──────── Working data
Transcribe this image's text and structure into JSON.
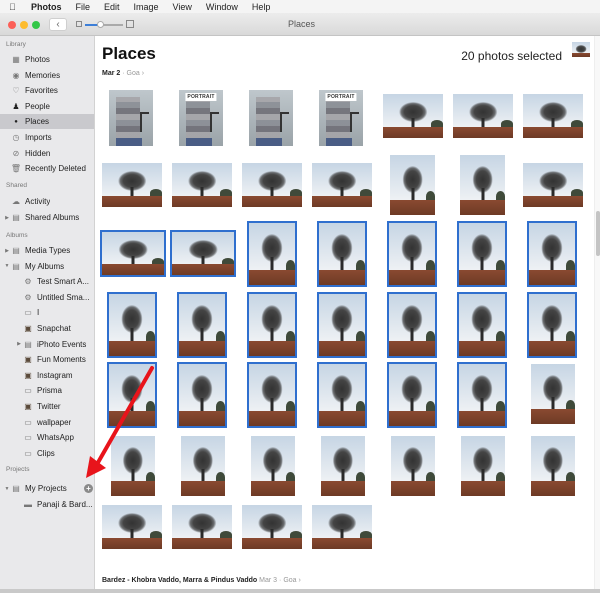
{
  "menubar": {
    "apple_icon": "apple-logo",
    "app_name": "Photos",
    "items": [
      "File",
      "Edit",
      "Image",
      "View",
      "Window",
      "Help"
    ]
  },
  "toolbar": {
    "window_title": "Places",
    "back_label": "‹",
    "traffic_colors": {
      "close": "#fc5f57",
      "minimize": "#fdbc2e",
      "zoom": "#33c748"
    },
    "zoom_level_fraction": 0.4
  },
  "sidebar": {
    "sections": [
      {
        "title": "Library",
        "items": [
          {
            "label": "Photos",
            "icon": "photos-grid-icon"
          },
          {
            "label": "Memories",
            "icon": "memories-play-icon"
          },
          {
            "label": "Favorites",
            "icon": "heart-icon"
          },
          {
            "label": "People",
            "icon": "person-icon"
          },
          {
            "label": "Places",
            "icon": "pin-icon",
            "selected": true
          },
          {
            "label": "Imports",
            "icon": "clock-icon"
          },
          {
            "label": "Hidden",
            "icon": "hidden-icon"
          },
          {
            "label": "Recently Deleted",
            "icon": "trash-icon"
          }
        ]
      },
      {
        "title": "Shared",
        "items": [
          {
            "label": "Activity",
            "icon": "cloud-icon"
          },
          {
            "label": "Shared Albums",
            "icon": "folder-icon",
            "disclosure": "collapsed"
          }
        ]
      },
      {
        "title": "Albums",
        "items": [
          {
            "label": "Media Types",
            "icon": "folder-icon",
            "disclosure": "collapsed"
          },
          {
            "label": "My Albums",
            "icon": "folder-icon",
            "disclosure": "expanded"
          },
          {
            "label": "Test Smart A...",
            "icon": "smart-album-gear-icon",
            "indent": 1
          },
          {
            "label": "Untitled Sma...",
            "icon": "smart-album-gear-icon",
            "indent": 1
          },
          {
            "label": "I",
            "icon": "album-icon",
            "indent": 1
          },
          {
            "label": "Snapchat",
            "icon": "album-thumb-icon",
            "indent": 1
          },
          {
            "label": "iPhoto Events",
            "icon": "folder-icon",
            "indent": 1,
            "disclosure": "collapsed"
          },
          {
            "label": "Fun Moments",
            "icon": "album-thumb-icon",
            "indent": 1
          },
          {
            "label": "Instagram",
            "icon": "album-thumb-icon",
            "indent": 1
          },
          {
            "label": "Prisma",
            "icon": "album-icon",
            "indent": 1
          },
          {
            "label": "Twitter",
            "icon": "album-thumb-icon",
            "indent": 1
          },
          {
            "label": "wallpaper",
            "icon": "album-icon",
            "indent": 1
          },
          {
            "label": "WhatsApp",
            "icon": "album-icon",
            "indent": 1
          },
          {
            "label": "Clips",
            "icon": "album-icon",
            "indent": 1
          }
        ]
      },
      {
        "title": "Projects",
        "items": [
          {
            "label": "My Projects",
            "icon": "folder-icon",
            "disclosure": "expanded",
            "add_button": "+"
          },
          {
            "label": "Panaji & Bard...",
            "icon": "project-book-icon",
            "indent": 1
          }
        ]
      }
    ]
  },
  "main": {
    "title": "Places",
    "selection_status": "20 photos selected",
    "groups": [
      {
        "date": "Mar 2",
        "separator": "·",
        "place": "Goa",
        "chevron": "›"
      },
      {
        "title": "Bardez - Khobra Vaddo, Marra & Pindus Vaddo",
        "date": "Mar 3",
        "separator": "·",
        "place": "Goa",
        "chevron": "›"
      }
    ],
    "portrait_badge": "PORTRAIT",
    "photos": [
      {
        "kind": "person",
        "selected": false,
        "badge": false
      },
      {
        "kind": "person",
        "selected": false,
        "badge": true
      },
      {
        "kind": "person",
        "selected": false,
        "badge": false
      },
      {
        "kind": "person",
        "selected": false,
        "badge": true
      },
      {
        "kind": "tree-landscape",
        "selected": false
      },
      {
        "kind": "tree-landscape",
        "selected": false
      },
      {
        "kind": "tree-landscape",
        "selected": false
      },
      {
        "kind": "tree-landscape",
        "selected": false
      },
      {
        "kind": "tree-landscape",
        "selected": false
      },
      {
        "kind": "tree-landscape",
        "selected": false
      },
      {
        "kind": "tree-landscape",
        "selected": false
      },
      {
        "kind": "tree-portrait",
        "selected": false
      },
      {
        "kind": "tree-portrait",
        "selected": false
      },
      {
        "kind": "tree-landscape",
        "selected": false
      },
      {
        "kind": "tree-landscape",
        "selected": true
      },
      {
        "kind": "tree-landscape",
        "selected": true
      },
      {
        "kind": "tree-portrait",
        "selected": true
      },
      {
        "kind": "tree-portrait",
        "selected": true
      },
      {
        "kind": "tree-portrait",
        "selected": true
      },
      {
        "kind": "tree-portrait",
        "selected": true
      },
      {
        "kind": "tree-portrait",
        "selected": true
      },
      {
        "kind": "tree-portrait",
        "selected": true
      },
      {
        "kind": "tree-portrait",
        "selected": true
      },
      {
        "kind": "tree-portrait",
        "selected": true
      },
      {
        "kind": "tree-portrait",
        "selected": true
      },
      {
        "kind": "tree-portrait",
        "selected": true
      },
      {
        "kind": "tree-portrait",
        "selected": true
      },
      {
        "kind": "tree-portrait",
        "selected": true
      },
      {
        "kind": "tree-portrait",
        "selected": true
      },
      {
        "kind": "tree-portrait",
        "selected": true
      },
      {
        "kind": "tree-portrait",
        "selected": true
      },
      {
        "kind": "tree-portrait",
        "selected": true
      },
      {
        "kind": "tree-portrait",
        "selected": true
      },
      {
        "kind": "tree-portrait",
        "selected": true
      },
      {
        "kind": "tree-portrait",
        "selected": false
      },
      {
        "kind": "tree-portrait",
        "selected": false
      },
      {
        "kind": "tree-portrait",
        "selected": false
      },
      {
        "kind": "tree-portrait",
        "selected": false
      },
      {
        "kind": "tree-portrait",
        "selected": false
      },
      {
        "kind": "tree-portrait",
        "selected": false
      },
      {
        "kind": "tree-portrait",
        "selected": false
      },
      {
        "kind": "tree-portrait",
        "selected": false
      },
      {
        "kind": "tree-landscape",
        "selected": false
      },
      {
        "kind": "tree-landscape",
        "selected": false
      },
      {
        "kind": "tree-landscape",
        "selected": false
      },
      {
        "kind": "tree-landscape",
        "selected": false
      }
    ]
  },
  "annotation": {
    "type": "red-arrow",
    "points_to": "My Projects add button",
    "color": "#e8141b"
  },
  "colors": {
    "selection": "#2f6fce",
    "sidebar_bg": "#e9e9eb",
    "sidebar_selected": "#c9c9cd"
  }
}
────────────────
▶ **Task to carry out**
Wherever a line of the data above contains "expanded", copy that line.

▶ **Result**
            "disclosure": "expanded"
            "disclosure": "expanded",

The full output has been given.